Democrats have urged education authorities to estimate the likely influx of cross-border pupils for the next few years, as figures showed more than 20,000 children - a 21 per cent increase - crossing the border to go to school every day this year.
Almost 36,000 children born in Hong Kong to mainland parents in 2011 will start school by 2017, official figures show.
The Democratic Party, whose representatives surveyed the situation at the border crossings yesterday, expects at least 7,000, or 20 per cent, of those children to attend schools here.
This would put greater pressure on the border checkpoints and schools in the North District, it said.
Democrat lawmaker Helena Wong Pik-wan said the Education Bureau had not projected the influx for the coming years, so the Immigration Department could not decide how many resources to allocate at the crossings. This year, to cope with the rising number of cross-border pupils, a simplified clearance procedure was introduced at all checkpoints. Registered pupils pass through counters that are lower in height, and officers use portable radio frequency identification scanners so that the process takes mere seconds.
Pupils on buses that use the Huanggang, Man Kam To and Sha Tau Kok crossings do not even have to alight from the vehicles. Immigration officers board the buses to confirm their identities with the portable scanners. Officers took only 10 minutes to clear a bus of 40 pupils, the party noted. The busiest crossing, the party said, was at Lok Ma Chau with 6,400 pupils passing through in groups each day and another 5,000 pupils who cross the border on their own.

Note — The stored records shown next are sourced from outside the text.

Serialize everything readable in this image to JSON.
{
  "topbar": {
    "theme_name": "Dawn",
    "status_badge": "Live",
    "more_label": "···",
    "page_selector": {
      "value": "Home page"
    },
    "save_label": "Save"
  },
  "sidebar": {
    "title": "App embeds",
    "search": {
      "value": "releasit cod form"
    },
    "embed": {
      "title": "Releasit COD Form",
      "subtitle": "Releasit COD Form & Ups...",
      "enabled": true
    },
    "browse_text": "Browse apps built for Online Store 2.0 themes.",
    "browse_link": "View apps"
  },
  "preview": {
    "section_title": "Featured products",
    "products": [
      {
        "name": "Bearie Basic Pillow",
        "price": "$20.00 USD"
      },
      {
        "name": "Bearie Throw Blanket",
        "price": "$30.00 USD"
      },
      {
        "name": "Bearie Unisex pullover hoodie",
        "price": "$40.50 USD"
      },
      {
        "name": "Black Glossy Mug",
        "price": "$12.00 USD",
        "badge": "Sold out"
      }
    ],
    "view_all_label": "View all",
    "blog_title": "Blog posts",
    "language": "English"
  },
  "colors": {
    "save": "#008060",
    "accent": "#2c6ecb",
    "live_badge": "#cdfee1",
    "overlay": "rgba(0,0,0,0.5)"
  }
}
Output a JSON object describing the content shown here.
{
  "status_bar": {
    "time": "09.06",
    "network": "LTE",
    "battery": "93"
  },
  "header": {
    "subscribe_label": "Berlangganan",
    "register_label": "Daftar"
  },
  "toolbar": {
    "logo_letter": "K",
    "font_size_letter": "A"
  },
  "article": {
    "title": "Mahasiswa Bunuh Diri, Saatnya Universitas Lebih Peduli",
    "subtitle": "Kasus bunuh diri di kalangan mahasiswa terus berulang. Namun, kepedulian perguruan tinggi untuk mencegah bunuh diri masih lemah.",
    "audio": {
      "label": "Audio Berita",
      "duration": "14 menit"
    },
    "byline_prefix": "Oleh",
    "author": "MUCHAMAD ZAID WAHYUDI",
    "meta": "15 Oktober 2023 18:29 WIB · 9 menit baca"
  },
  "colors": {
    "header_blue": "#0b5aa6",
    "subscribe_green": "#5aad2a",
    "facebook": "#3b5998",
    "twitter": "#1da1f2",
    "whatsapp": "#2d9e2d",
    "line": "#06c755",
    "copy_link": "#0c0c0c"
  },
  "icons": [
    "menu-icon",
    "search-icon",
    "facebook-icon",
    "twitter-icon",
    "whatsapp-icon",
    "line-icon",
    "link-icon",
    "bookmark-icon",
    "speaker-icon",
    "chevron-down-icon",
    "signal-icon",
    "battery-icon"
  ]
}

An Education Bureau spokesman said it was hard to predict the influx as various factors affected parents' decisions to send their children to school here and which checkpoint to use.